RECORDS SHOWN:
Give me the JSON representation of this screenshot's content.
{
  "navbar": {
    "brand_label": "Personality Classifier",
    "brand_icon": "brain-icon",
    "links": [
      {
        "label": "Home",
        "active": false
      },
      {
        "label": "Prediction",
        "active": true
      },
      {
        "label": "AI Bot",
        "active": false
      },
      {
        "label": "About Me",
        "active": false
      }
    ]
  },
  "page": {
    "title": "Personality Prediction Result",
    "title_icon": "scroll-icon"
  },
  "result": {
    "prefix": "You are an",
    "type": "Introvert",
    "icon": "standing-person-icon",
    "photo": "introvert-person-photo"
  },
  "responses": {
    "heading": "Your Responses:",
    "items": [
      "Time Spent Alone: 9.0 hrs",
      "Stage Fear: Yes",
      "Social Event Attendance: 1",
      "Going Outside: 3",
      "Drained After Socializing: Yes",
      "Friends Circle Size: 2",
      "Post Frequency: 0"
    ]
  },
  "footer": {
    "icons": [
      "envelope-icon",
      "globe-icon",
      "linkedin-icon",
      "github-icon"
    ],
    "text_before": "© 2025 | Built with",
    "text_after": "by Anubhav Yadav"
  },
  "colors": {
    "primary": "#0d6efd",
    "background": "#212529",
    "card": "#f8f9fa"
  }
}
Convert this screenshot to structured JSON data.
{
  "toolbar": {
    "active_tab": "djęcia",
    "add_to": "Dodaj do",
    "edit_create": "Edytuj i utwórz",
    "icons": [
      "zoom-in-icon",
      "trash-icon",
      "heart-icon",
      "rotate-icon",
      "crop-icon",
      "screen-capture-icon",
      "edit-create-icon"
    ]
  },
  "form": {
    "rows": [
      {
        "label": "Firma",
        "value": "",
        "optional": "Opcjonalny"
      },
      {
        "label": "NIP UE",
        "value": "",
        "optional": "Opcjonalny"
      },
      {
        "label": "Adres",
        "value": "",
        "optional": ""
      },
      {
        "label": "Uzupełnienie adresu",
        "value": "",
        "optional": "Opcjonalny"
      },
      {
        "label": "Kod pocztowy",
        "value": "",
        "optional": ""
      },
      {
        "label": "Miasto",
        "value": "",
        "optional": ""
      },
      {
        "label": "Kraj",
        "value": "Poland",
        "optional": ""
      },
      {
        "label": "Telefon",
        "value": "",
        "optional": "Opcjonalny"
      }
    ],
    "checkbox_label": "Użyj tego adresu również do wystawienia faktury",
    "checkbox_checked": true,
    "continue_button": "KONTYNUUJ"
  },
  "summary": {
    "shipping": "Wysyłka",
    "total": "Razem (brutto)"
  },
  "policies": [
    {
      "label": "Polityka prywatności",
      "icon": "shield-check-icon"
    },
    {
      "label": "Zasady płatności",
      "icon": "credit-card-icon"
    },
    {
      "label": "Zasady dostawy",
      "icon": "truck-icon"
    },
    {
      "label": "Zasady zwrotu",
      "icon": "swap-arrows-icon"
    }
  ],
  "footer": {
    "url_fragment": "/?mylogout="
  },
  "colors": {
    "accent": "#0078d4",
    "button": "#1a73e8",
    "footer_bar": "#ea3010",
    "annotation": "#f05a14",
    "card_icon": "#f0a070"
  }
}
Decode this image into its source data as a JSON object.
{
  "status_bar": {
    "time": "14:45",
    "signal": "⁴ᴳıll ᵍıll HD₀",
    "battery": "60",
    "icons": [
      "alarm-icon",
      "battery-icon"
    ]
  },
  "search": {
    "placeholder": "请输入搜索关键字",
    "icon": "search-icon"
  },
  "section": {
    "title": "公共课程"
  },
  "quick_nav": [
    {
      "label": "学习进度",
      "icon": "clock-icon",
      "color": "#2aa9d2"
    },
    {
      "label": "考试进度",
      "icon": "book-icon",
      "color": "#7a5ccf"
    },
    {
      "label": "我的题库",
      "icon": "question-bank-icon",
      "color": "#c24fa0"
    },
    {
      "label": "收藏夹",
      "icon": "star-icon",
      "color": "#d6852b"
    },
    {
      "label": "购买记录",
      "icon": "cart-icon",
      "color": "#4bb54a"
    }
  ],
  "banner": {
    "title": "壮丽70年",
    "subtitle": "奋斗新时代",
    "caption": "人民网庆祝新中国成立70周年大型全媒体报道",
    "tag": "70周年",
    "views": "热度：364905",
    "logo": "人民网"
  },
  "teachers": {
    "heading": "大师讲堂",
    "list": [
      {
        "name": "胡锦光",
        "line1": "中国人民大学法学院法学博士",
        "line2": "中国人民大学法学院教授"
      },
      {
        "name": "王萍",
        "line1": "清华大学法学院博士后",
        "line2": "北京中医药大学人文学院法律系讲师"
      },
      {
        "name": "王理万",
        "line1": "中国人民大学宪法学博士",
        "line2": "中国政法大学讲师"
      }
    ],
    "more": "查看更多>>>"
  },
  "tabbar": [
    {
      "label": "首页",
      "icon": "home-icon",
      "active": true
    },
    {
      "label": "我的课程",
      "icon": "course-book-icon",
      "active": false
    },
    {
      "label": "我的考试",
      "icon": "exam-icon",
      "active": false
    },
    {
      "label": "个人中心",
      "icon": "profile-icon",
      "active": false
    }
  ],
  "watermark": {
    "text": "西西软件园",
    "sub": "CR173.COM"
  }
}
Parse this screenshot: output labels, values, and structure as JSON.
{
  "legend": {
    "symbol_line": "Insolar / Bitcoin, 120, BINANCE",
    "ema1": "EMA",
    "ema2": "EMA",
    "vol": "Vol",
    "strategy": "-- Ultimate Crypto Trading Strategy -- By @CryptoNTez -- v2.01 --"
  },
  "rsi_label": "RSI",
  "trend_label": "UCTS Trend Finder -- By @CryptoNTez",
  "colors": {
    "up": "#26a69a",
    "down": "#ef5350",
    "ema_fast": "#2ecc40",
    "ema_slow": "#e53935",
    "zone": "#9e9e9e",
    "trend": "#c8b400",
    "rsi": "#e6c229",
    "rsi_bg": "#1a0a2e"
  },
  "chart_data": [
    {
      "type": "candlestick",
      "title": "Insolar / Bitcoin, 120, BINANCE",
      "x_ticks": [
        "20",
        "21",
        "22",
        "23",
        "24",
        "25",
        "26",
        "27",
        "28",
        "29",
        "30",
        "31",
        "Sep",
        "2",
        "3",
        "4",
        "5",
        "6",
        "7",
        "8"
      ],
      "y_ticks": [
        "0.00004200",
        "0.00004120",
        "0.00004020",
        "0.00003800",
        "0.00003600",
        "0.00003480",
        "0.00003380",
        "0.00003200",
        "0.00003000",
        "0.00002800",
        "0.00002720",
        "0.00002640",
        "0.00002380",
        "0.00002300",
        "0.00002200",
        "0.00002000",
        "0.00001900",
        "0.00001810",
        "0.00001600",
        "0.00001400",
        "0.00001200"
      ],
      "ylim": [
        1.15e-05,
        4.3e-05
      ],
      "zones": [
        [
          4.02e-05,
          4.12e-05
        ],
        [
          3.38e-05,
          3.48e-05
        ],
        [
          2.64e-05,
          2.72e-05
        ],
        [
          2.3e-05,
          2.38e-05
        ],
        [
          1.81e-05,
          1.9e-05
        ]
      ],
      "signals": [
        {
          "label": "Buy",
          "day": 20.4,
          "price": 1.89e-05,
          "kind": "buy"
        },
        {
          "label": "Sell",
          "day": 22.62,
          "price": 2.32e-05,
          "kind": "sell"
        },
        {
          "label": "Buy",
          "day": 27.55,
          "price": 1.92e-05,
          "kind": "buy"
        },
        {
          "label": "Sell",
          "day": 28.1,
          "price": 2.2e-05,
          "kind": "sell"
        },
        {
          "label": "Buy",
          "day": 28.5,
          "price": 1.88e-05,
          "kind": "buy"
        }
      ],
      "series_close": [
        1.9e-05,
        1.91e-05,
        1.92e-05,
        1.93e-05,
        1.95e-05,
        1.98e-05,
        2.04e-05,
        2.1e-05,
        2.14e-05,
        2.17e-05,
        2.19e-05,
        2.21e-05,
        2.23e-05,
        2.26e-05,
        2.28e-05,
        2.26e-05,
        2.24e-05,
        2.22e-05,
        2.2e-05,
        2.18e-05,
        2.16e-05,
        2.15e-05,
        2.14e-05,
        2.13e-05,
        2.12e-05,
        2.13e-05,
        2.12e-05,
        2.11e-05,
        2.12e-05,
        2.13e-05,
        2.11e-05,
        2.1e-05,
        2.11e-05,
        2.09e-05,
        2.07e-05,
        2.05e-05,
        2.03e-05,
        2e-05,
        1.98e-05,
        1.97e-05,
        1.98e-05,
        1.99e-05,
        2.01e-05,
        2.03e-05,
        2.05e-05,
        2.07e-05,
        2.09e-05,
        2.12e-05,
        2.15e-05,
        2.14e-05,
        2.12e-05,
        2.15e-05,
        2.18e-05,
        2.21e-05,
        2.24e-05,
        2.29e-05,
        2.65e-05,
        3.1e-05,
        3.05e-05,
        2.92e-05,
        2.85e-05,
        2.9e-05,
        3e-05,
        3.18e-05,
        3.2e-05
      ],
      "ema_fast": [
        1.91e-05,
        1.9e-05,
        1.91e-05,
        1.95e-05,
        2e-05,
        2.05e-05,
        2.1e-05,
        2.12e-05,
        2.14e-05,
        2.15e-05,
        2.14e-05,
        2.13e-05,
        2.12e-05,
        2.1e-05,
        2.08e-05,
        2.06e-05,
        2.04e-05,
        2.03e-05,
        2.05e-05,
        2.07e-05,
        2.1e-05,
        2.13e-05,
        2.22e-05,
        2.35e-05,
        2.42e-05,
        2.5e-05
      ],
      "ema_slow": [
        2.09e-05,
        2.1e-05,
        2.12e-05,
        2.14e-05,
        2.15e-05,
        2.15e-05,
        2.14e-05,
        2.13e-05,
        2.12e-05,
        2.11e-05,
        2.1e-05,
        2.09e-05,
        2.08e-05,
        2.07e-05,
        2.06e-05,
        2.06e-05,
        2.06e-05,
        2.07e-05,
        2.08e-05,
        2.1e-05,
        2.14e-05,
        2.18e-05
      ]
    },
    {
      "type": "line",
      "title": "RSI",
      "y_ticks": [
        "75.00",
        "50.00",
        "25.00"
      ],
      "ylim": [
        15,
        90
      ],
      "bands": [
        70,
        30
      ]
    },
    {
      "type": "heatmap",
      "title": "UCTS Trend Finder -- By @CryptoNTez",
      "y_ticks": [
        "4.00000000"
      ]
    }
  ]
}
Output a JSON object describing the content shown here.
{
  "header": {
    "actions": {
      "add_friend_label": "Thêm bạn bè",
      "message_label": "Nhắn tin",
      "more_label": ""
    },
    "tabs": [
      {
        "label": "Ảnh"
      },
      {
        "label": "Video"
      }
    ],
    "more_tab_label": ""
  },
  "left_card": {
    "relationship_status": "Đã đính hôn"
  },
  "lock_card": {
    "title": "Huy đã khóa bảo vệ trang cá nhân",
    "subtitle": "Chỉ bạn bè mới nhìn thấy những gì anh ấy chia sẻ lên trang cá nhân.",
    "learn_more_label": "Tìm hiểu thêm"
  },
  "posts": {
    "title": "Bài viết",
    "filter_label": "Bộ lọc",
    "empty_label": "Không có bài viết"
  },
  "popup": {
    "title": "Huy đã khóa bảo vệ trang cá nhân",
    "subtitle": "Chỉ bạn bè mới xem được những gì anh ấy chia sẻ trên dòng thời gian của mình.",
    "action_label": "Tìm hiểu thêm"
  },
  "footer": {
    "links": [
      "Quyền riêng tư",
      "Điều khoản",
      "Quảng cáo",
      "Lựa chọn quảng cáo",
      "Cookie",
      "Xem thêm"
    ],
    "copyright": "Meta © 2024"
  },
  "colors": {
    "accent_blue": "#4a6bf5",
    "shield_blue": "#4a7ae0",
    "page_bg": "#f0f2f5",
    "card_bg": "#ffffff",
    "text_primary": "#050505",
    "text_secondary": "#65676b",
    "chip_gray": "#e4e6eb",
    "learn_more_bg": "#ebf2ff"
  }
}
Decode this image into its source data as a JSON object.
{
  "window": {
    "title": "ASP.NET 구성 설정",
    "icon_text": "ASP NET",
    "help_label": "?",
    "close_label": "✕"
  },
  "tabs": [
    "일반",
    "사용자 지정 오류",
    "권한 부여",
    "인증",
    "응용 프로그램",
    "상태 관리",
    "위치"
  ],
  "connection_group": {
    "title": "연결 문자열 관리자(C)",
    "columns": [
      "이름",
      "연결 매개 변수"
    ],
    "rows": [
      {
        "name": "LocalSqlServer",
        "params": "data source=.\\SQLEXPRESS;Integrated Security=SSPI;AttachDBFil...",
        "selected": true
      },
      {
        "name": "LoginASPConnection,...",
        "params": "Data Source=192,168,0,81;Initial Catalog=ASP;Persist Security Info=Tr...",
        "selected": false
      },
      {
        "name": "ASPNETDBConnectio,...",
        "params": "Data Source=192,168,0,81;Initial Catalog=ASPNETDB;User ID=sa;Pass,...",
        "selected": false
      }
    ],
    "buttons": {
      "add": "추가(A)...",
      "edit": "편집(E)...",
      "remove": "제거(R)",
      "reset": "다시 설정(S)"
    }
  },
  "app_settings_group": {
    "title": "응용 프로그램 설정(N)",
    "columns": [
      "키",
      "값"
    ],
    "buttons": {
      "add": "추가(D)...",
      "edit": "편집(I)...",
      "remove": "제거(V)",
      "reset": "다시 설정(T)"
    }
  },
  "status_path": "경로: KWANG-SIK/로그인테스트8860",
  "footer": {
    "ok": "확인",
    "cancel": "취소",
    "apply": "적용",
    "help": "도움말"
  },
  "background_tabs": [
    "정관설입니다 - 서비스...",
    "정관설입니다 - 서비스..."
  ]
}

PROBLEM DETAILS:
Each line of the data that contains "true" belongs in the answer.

RESPONSE TO THE TASK:
        "active": true
    "checkbox_checked": true,
      "active": true
        "selected": true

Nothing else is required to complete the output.